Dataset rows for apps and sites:
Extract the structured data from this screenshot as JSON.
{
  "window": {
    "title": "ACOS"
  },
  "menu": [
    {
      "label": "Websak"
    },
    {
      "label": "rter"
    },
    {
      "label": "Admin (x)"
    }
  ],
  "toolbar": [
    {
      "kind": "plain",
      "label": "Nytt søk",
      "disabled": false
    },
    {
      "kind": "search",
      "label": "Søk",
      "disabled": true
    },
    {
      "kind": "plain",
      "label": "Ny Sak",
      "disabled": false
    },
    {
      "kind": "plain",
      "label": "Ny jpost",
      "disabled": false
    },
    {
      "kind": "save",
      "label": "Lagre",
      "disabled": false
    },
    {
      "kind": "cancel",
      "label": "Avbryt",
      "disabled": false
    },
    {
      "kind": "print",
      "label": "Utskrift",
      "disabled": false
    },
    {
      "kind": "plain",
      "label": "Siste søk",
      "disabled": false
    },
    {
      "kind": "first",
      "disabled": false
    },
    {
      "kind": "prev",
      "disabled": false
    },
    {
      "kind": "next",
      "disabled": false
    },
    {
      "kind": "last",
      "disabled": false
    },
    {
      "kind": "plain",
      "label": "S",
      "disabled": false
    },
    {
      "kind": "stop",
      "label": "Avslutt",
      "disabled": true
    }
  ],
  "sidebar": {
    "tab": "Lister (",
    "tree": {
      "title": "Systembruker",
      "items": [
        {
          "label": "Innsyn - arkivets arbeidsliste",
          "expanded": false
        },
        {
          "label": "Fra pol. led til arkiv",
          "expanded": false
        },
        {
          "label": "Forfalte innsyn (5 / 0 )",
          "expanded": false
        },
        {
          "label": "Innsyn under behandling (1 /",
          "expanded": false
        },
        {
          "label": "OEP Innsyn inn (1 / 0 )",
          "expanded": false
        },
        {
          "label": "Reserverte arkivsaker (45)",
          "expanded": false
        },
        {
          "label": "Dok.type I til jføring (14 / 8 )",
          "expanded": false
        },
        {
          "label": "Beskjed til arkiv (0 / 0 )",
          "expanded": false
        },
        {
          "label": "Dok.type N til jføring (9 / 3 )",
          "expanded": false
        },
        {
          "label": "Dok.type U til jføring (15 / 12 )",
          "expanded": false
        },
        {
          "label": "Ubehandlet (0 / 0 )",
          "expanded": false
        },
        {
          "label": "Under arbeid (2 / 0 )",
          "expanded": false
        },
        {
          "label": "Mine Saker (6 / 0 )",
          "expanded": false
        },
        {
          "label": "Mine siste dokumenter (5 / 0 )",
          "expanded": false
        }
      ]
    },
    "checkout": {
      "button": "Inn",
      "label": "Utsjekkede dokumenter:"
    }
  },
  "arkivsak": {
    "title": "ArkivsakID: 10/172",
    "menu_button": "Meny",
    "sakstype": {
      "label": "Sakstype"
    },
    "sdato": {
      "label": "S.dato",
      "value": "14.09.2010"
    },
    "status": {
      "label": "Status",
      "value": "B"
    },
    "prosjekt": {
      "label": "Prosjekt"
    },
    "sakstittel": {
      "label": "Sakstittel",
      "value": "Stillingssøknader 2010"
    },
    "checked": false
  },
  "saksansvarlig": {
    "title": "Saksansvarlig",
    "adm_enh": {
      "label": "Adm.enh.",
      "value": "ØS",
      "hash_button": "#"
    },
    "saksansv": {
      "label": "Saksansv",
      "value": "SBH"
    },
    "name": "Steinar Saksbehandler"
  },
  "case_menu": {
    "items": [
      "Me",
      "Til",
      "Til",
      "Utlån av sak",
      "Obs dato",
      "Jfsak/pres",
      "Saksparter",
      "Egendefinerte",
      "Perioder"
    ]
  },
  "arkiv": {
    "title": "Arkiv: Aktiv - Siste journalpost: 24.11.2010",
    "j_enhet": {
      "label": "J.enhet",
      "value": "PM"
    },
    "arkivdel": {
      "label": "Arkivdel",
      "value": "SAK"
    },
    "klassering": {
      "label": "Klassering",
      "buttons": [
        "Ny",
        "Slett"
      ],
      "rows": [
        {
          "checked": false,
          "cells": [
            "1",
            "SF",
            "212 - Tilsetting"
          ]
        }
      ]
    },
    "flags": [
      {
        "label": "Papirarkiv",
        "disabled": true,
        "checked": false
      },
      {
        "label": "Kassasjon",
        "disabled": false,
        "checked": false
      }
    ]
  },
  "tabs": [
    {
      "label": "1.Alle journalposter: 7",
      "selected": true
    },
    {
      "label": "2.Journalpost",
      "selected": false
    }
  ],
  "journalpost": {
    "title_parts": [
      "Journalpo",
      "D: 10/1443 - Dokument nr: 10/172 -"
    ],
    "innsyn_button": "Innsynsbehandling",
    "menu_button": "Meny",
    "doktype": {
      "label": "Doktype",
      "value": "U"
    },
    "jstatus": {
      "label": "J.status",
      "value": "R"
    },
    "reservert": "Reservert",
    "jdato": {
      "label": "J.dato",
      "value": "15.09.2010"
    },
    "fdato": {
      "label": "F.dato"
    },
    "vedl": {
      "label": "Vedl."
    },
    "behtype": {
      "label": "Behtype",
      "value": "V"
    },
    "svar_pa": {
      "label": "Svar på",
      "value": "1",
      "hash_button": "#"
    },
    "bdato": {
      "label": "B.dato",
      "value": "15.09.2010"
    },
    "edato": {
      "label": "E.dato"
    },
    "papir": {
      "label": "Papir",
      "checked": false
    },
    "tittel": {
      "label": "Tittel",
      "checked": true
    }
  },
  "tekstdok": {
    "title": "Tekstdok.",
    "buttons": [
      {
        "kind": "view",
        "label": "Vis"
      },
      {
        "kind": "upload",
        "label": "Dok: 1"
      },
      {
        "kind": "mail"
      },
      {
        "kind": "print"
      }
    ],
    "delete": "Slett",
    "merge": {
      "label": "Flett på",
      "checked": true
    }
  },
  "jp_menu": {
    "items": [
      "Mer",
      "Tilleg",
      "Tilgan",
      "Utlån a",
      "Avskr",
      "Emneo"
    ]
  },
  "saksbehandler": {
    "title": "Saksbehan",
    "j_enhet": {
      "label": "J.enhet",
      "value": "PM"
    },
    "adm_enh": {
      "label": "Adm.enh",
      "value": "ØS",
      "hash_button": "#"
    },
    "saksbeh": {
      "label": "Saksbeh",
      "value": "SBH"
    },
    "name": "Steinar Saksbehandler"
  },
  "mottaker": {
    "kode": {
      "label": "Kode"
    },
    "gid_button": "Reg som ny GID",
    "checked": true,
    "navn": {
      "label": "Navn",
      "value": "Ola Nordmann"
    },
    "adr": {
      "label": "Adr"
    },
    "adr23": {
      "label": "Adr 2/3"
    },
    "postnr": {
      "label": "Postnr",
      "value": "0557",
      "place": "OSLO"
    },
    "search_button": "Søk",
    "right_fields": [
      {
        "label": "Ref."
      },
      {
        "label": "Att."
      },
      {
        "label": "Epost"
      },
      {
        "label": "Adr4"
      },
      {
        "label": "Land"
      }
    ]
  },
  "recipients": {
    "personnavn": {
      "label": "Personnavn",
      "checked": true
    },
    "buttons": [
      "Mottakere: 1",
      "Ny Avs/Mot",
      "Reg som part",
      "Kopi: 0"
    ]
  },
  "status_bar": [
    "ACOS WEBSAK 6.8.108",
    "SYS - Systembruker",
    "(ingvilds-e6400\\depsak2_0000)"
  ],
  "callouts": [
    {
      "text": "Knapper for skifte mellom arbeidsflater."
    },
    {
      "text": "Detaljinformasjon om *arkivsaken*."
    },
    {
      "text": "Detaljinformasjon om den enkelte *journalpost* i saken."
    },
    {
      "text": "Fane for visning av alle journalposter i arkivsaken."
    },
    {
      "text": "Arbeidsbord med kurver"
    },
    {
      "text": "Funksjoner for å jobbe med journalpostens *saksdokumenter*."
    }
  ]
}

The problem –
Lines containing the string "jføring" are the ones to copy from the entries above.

Output –
          "label": "Dok.type I til jføring (14 / 8 )",
          "label": "Dok.type N til jføring (9 / 3 )",
          "label": "Dok.type U til jføring (15 / 12 )",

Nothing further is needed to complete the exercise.